Players who try out "Magicka" and sell it to their friends feel as if they partially own the success of the title; they're part of the magic (no pun intended) that "Magicka" brings to its fans.
Zero Point has asked gamers to get involved in the development process, using their forums and Facebook page to encourage players to try out early alpha builds of the title, promote the game through their social media channels, ask the developers questions about the title, and even provide feedback about the title and pre-purchase to support the title's continuing development.
Why do gamers advocate so much more strongly for a game like "Magicka" and "Interstellar Marines" than they do for more mainstream material?
They key is involving fans in the development / creative process of games and giving them a sense of ownership of the brand. And like the article ends, "once your consumer owns the brand, he's already bought the product."
Co-creation processes brings the best of both worlds, at the one hand, fans influence the creative process. Involving them in this process means a better adapted game to the needs of the audience. Partaking and visible influence in the output.

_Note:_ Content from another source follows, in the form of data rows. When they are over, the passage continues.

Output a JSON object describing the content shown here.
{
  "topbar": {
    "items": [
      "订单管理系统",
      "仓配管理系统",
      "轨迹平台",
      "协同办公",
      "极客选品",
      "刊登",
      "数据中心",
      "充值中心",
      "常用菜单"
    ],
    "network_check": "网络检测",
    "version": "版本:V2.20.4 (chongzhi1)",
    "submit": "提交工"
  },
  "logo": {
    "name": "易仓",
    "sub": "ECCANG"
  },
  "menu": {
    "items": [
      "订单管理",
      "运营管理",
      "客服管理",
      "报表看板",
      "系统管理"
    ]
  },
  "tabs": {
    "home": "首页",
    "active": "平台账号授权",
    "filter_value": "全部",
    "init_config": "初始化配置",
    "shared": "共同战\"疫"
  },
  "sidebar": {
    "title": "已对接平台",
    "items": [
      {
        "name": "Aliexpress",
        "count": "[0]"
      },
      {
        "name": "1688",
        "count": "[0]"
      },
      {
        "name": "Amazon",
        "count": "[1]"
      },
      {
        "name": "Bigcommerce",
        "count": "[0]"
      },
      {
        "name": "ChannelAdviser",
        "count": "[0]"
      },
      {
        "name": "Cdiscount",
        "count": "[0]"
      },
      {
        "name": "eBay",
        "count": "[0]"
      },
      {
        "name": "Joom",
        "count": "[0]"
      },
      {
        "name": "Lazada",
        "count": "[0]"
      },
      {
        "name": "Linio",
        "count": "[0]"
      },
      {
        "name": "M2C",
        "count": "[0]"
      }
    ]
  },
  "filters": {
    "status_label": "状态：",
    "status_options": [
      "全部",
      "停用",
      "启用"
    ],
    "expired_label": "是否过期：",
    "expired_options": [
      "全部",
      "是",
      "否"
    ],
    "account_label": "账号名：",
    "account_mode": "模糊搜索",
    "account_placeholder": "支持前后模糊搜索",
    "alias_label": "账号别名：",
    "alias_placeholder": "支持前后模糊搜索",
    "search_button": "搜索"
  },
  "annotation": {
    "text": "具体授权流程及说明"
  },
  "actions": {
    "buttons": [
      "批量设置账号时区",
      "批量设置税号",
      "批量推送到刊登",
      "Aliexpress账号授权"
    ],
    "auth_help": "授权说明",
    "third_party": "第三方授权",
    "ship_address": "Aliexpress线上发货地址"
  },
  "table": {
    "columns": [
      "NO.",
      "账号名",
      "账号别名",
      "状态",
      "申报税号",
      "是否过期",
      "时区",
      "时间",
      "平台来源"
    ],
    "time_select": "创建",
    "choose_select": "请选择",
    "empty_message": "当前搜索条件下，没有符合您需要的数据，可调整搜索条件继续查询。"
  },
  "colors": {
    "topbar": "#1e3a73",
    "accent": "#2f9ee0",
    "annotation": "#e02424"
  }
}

On the other hand, the business part, co-creation brings cost-savings. As MediaPost refers to Zero Point, they asked their players to promote the game via social media channels. This does not only saves on advertising and marketing budget, but the effect is better as well. Word of Mouth is such a better vehicle than advertising, coming from a third party, nothing to gain. Increase in ROI, and simultaneously involve the crowd, again giving the feeling of ownership to the success.
One of the basics tells us that retention can be up to seven times cheaper than acquiring new customers. Because there's less investement in advertising this is already true. But it's even more true if we understand that we live in an environment where “the purpose of a business is to create a customer…who creates customers” - Shiv Singh. Not only is churn lower due to the ownership, but with the right tools, the sales process is outsourced as well, to much more credible advocates.
Co-creation is a form of orchestrated virality, causing a snowball-effect amongst the audience, in terms of visibility, ownership, cost savings and better returns.
Necessity is the mother of invention
Is that still valid? Even if the neccesity isn't present, such as actually having multi-million dollars to spend, co-creation will bring the difference. What -often- smaller game developers have in advantage of big companies like EA and Activision, is there less rigid organisational structure, making it possible to adapt faster to social media input and delivering it in the supply chain where it has to go to. This doesn't mean large corporations can't, but transformation doesn't happen swiftly and easily. More stakeholders to convince, more policies to reform, more roles to change. Perhaps the new "Big" is "Small".